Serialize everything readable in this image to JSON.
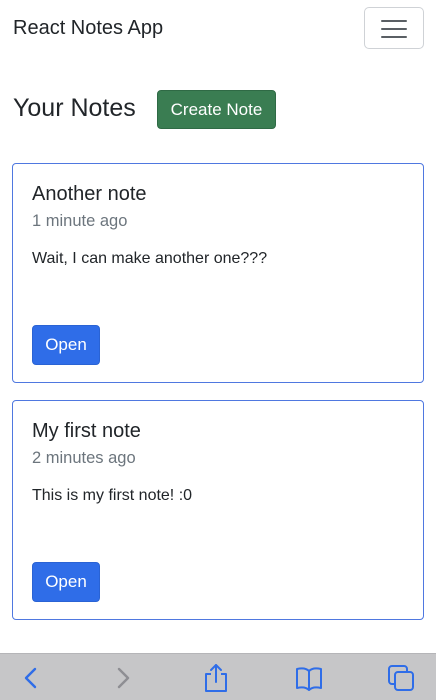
{
  "navbar": {
    "brand": "React Notes App",
    "menu_icon": "hamburger-menu-icon"
  },
  "page": {
    "title": "Your Notes",
    "create_label": "Create Note"
  },
  "notes": [
    {
      "title": "Another note",
      "time": "1 minute ago",
      "body": "Wait, I can make another one???",
      "open_label": "Open"
    },
    {
      "title": "My first note",
      "time": "2 minutes ago",
      "body": "This is my first note! :0",
      "open_label": "Open"
    }
  ],
  "browser_toolbar": {
    "icons": [
      "back-icon",
      "forward-icon",
      "share-icon",
      "bookmarks-icon",
      "tabs-icon"
    ]
  },
  "colors": {
    "create_button": "#3a7d52",
    "open_button": "#2f6de8",
    "card_border": "#4f78e0",
    "toolbar_bg": "#c6c6c8",
    "toolbar_icon": "#2f6de8"
  }
}
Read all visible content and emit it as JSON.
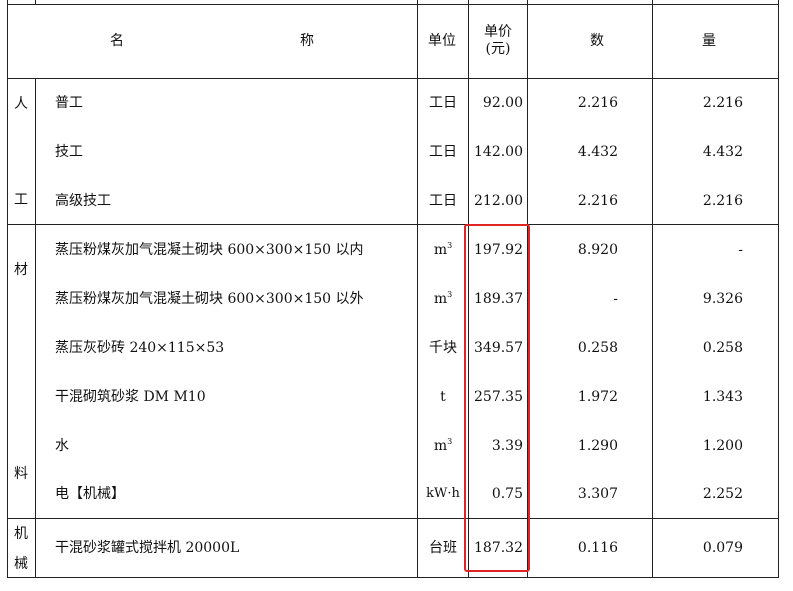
{
  "header": {
    "name_left": "名",
    "name_right": "称",
    "unit": "单位",
    "price_line1": "单价",
    "price_line2": "(元)",
    "qty1": "数",
    "qty2": "量"
  },
  "groups": {
    "labor": [
      "人",
      "工"
    ],
    "material": [
      "材",
      "料"
    ],
    "machine": [
      "机",
      "械"
    ]
  },
  "rows": [
    {
      "name": "普工",
      "unit": "工日",
      "price": "92.00",
      "qty1": "2.216",
      "qty2": "2.216"
    },
    {
      "name": "技工",
      "unit": "工日",
      "price": "142.00",
      "qty1": "4.432",
      "qty2": "4.432"
    },
    {
      "name": "高级技工",
      "unit": "工日",
      "price": "212.00",
      "qty1": "2.216",
      "qty2": "2.216"
    },
    {
      "name": "蒸压粉煤灰加气混凝土砌块 600×300×150 以内",
      "unit": "m",
      "unit_sup": "3",
      "price": "197.92",
      "qty1": "8.920",
      "qty2": "-"
    },
    {
      "name": "蒸压粉煤灰加气混凝土砌块 600×300×150 以外",
      "unit": "m",
      "unit_sup": "3",
      "price": "189.37",
      "qty1": "-",
      "qty2": "9.326"
    },
    {
      "name": "蒸压灰砂砖 240×115×53",
      "unit": "千块",
      "price": "349.57",
      "qty1": "0.258",
      "qty2": "0.258"
    },
    {
      "name": "干混砌筑砂浆 DM M10",
      "unit": "t",
      "price": "257.35",
      "qty1": "1.972",
      "qty2": "1.343"
    },
    {
      "name": "水",
      "unit": "m",
      "unit_sup": "3",
      "price": "3.39",
      "qty1": "1.290",
      "qty2": "1.200"
    },
    {
      "name": "电【机械】",
      "unit": "kW·h",
      "price": "0.75",
      "qty1": "3.307",
      "qty2": "2.252"
    },
    {
      "name": "干混砂浆罐式搅拌机 20000L",
      "unit": "台班",
      "price": "187.32",
      "qty1": "0.116",
      "qty2": "0.079"
    }
  ],
  "highlight_color": "#e02424"
}
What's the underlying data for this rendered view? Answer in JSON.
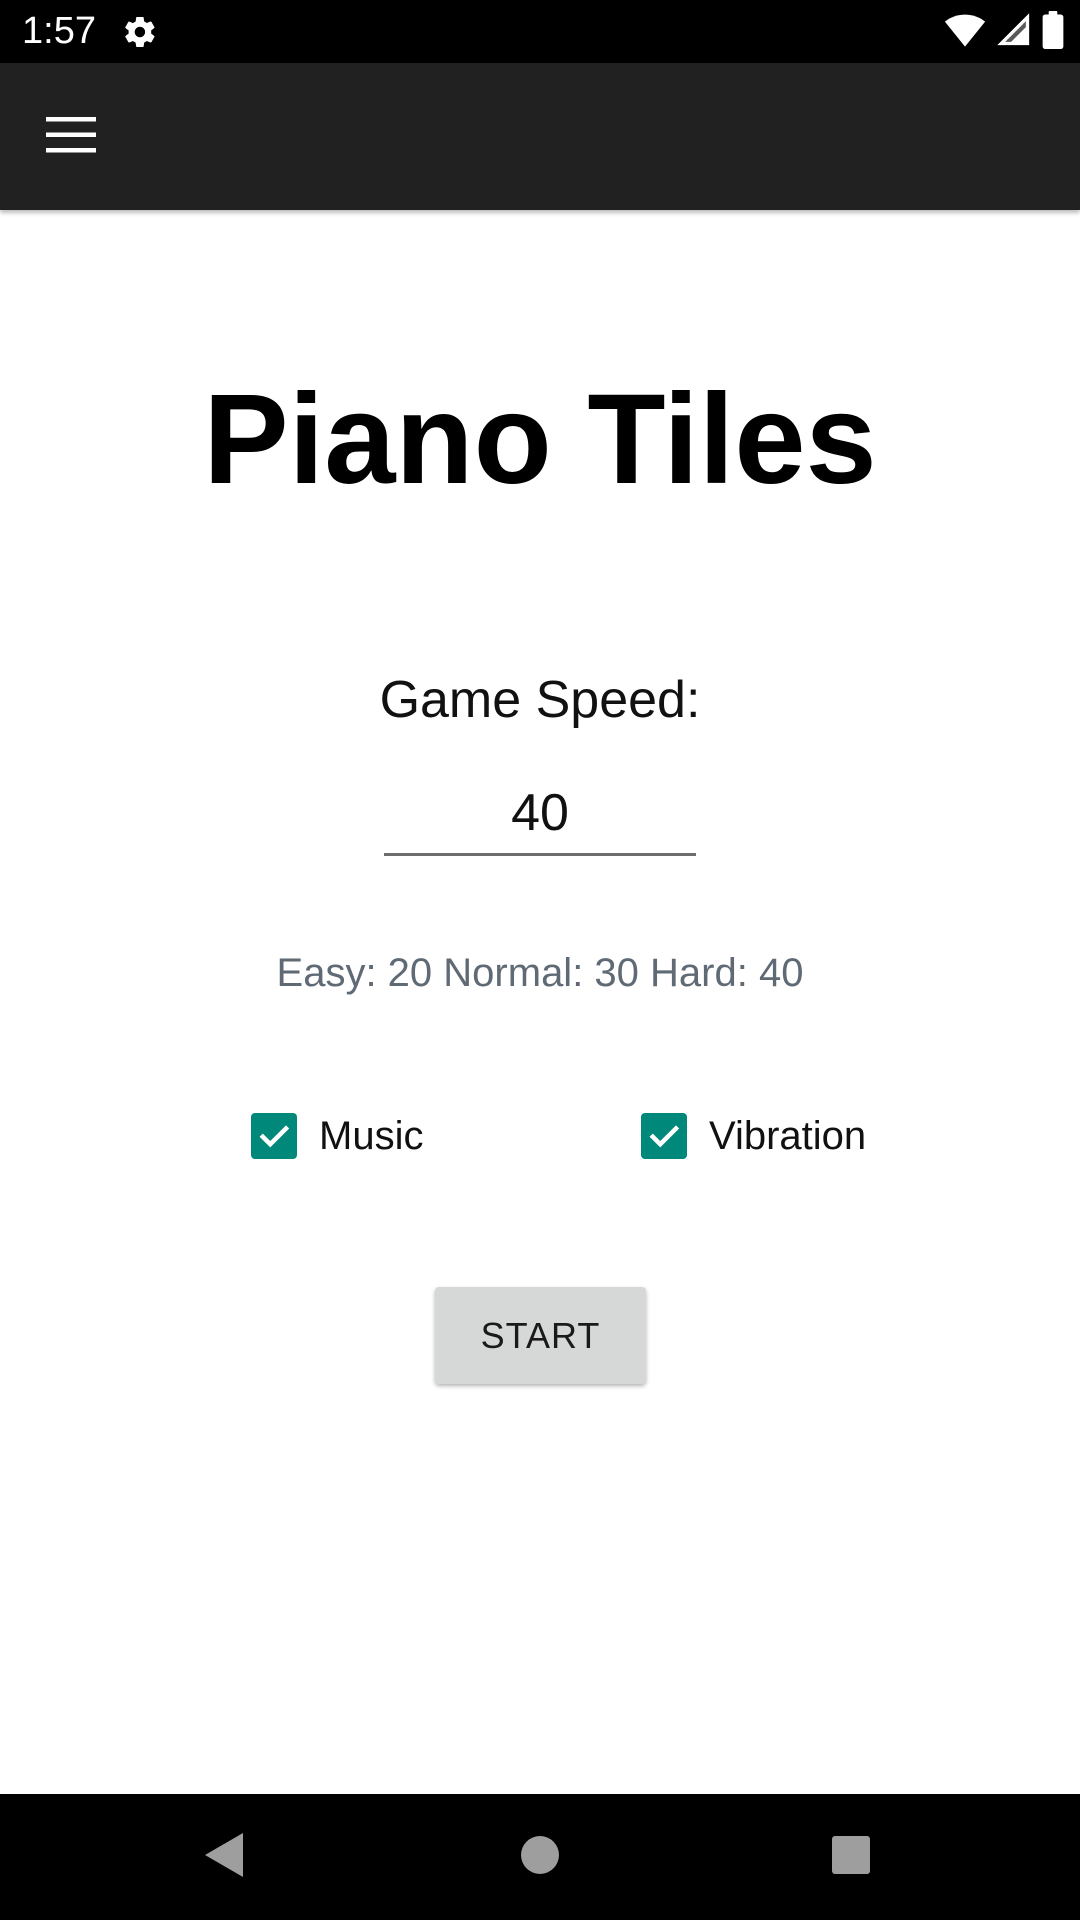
{
  "status_bar": {
    "time": "1:57",
    "icons": [
      "gear-icon",
      "wifi-icon",
      "cellular-signal-icon",
      "battery-icon"
    ]
  },
  "app_bar": {
    "menu_icon": "hamburger-menu-icon"
  },
  "main": {
    "title": "Piano Tiles",
    "speed_label": "Game Speed:",
    "speed_value": "40",
    "speed_hint": "Easy: 20 Normal: 30 Hard: 40",
    "checkboxes": [
      {
        "label": "Music",
        "checked": true
      },
      {
        "label": "Vibration",
        "checked": true
      }
    ],
    "start_label": "START"
  },
  "nav_bar": {
    "icons": [
      "back-icon",
      "home-icon",
      "recents-icon"
    ]
  },
  "colors": {
    "status_bar": "#000000",
    "app_bar": "#212121",
    "checkbox_accent": "#00897b",
    "button_bg": "#d6d7d7",
    "hint_text": "#5f6a75"
  }
}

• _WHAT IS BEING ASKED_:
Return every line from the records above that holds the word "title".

• _TASK RESPONSE_:
    "title": "Your Notes",
      "title": "Another note",
      "title": "My first note",
    "title": "Piano Tiles",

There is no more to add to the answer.